### Your task
A single number is wanted: how many lines of the data include the string "JSON".

◇ ◇ ◇ ◇ ◇

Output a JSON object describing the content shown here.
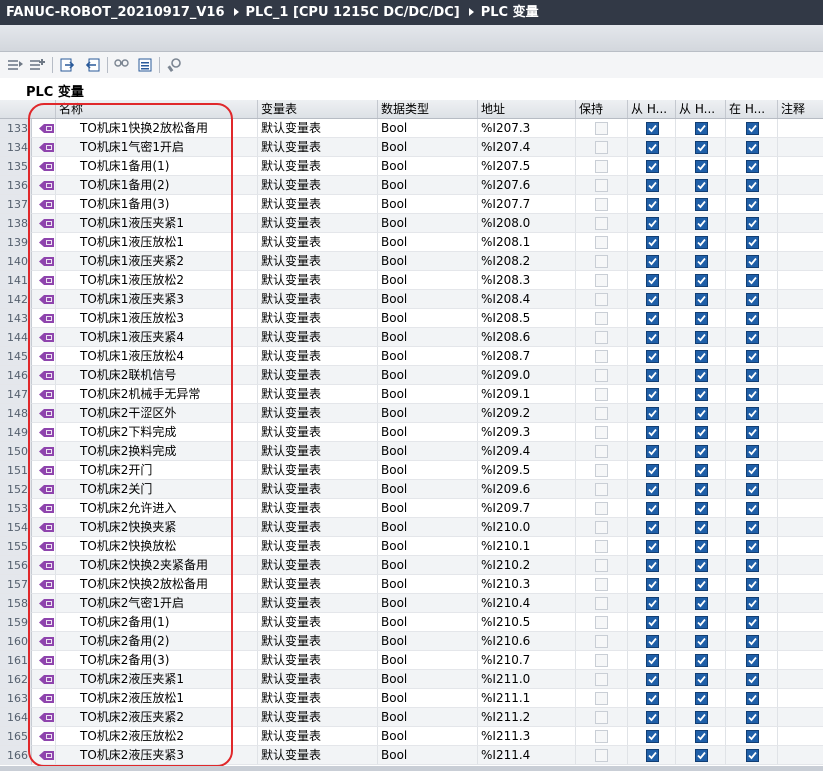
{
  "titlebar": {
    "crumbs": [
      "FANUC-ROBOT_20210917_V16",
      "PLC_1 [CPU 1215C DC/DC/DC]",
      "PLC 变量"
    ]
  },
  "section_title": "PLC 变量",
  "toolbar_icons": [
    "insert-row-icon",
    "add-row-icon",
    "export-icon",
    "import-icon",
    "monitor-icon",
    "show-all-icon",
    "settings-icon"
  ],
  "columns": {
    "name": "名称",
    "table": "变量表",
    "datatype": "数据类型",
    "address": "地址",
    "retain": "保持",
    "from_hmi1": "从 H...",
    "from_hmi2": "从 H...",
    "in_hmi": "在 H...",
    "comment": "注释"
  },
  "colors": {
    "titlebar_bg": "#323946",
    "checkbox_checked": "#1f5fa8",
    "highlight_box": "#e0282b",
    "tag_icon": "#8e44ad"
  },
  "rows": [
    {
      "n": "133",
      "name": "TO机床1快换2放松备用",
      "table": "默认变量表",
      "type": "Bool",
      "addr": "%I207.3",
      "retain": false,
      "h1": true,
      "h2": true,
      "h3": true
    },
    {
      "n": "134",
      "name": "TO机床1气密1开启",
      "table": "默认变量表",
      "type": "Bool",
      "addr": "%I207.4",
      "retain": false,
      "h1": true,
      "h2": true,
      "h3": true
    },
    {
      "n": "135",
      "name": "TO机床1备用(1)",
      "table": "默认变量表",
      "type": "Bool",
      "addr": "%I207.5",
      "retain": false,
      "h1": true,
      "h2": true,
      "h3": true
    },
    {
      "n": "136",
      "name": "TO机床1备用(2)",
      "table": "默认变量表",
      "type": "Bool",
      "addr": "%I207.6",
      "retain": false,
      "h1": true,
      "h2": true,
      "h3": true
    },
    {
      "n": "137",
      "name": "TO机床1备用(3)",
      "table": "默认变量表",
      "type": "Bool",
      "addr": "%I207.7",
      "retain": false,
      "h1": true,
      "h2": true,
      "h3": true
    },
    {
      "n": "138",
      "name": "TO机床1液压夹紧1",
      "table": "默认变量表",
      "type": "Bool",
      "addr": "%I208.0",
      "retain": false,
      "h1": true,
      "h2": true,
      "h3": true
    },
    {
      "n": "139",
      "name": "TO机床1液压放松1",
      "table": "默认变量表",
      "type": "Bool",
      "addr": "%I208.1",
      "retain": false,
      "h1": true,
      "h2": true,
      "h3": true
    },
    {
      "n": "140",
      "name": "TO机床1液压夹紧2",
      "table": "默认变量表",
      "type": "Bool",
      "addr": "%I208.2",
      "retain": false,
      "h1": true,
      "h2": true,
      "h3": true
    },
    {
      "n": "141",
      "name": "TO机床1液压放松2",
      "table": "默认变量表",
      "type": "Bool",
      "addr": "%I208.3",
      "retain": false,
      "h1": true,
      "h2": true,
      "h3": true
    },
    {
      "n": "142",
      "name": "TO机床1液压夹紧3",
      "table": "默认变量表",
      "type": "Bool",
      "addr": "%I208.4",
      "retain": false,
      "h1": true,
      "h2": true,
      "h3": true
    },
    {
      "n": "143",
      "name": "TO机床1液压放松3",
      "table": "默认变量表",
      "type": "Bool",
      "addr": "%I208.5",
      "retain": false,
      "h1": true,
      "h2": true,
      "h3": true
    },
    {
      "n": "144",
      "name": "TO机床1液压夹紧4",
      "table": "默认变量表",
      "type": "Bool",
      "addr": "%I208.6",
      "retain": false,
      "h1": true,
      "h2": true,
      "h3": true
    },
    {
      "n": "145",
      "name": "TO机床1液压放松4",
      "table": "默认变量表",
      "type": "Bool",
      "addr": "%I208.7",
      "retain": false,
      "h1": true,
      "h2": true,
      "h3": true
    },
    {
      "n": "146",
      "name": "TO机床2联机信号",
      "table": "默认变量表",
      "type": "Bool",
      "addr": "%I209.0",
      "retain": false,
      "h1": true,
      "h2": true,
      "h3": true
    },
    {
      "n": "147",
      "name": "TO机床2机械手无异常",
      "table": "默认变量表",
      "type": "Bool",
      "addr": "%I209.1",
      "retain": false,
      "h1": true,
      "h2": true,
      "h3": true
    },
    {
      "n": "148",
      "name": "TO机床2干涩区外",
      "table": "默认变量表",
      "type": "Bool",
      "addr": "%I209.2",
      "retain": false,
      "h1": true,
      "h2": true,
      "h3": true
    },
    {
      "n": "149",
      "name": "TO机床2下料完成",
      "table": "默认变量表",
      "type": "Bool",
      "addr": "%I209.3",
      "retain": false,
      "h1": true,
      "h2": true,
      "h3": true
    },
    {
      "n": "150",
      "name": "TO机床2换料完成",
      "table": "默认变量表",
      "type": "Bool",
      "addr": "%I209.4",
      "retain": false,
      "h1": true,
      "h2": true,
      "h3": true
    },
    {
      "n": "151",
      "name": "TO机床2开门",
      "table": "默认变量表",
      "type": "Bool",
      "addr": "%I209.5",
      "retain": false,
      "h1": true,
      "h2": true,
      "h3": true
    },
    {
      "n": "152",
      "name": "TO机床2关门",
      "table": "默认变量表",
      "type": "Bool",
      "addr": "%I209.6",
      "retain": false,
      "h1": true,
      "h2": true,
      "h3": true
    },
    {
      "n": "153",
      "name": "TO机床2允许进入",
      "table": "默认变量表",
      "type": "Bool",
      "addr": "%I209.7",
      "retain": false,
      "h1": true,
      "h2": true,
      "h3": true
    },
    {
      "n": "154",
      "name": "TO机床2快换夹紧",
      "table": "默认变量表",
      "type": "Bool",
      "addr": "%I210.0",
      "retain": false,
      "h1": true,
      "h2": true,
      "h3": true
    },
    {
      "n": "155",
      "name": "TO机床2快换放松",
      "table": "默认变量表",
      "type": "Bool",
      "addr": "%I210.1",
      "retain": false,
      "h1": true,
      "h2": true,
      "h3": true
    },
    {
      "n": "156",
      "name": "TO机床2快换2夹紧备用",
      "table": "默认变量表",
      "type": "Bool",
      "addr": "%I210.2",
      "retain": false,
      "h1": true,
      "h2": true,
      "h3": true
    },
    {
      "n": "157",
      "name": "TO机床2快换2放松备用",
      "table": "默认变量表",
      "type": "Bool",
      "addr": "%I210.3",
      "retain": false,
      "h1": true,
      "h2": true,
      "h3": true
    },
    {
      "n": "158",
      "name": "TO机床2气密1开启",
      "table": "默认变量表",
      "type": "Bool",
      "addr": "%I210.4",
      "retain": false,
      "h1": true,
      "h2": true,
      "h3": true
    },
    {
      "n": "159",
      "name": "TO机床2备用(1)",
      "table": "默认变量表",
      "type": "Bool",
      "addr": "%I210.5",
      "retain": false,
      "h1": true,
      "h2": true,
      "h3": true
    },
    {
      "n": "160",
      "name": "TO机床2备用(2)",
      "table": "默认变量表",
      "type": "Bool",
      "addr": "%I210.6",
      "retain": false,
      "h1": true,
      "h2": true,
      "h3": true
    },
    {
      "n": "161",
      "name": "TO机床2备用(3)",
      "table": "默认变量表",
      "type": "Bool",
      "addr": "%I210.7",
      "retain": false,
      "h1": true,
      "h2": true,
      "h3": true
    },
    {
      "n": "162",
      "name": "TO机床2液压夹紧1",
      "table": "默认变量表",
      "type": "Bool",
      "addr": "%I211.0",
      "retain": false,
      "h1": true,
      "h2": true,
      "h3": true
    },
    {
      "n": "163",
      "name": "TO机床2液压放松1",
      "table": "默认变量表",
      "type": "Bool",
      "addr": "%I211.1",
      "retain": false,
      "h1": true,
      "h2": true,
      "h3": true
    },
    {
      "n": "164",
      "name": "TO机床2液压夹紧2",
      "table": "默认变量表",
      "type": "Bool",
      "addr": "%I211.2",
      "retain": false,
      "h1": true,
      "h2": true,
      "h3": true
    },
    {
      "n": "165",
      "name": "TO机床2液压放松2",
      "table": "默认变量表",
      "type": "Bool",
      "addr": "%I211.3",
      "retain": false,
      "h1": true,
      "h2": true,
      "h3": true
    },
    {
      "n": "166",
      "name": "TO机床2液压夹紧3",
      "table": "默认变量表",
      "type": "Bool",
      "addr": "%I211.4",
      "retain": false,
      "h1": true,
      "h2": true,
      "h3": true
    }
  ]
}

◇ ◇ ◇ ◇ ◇

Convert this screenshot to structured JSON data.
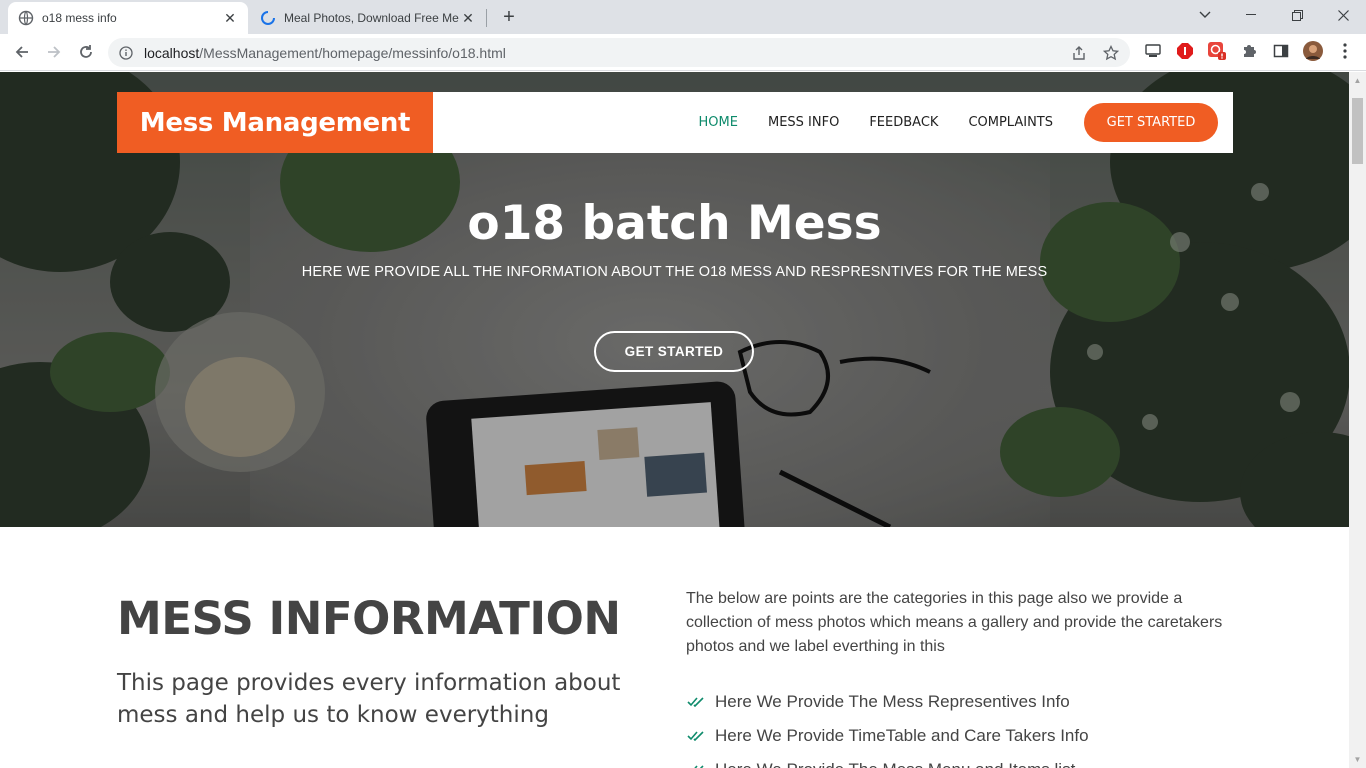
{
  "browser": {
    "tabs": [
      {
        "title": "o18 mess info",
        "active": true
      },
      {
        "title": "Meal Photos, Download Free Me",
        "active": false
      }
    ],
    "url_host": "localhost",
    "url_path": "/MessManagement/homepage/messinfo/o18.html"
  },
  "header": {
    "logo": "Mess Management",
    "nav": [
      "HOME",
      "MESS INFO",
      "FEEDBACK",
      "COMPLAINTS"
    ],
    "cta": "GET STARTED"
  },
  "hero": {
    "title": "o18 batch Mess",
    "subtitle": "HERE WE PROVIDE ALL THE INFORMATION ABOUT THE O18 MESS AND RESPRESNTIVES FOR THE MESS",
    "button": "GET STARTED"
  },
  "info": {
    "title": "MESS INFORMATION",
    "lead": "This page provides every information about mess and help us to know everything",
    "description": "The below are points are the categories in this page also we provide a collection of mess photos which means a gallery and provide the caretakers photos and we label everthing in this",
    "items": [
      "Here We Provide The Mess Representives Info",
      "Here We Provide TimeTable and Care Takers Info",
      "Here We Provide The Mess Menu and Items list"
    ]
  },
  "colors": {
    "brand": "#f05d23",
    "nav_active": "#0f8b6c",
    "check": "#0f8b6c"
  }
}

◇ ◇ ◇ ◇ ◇

### Response
2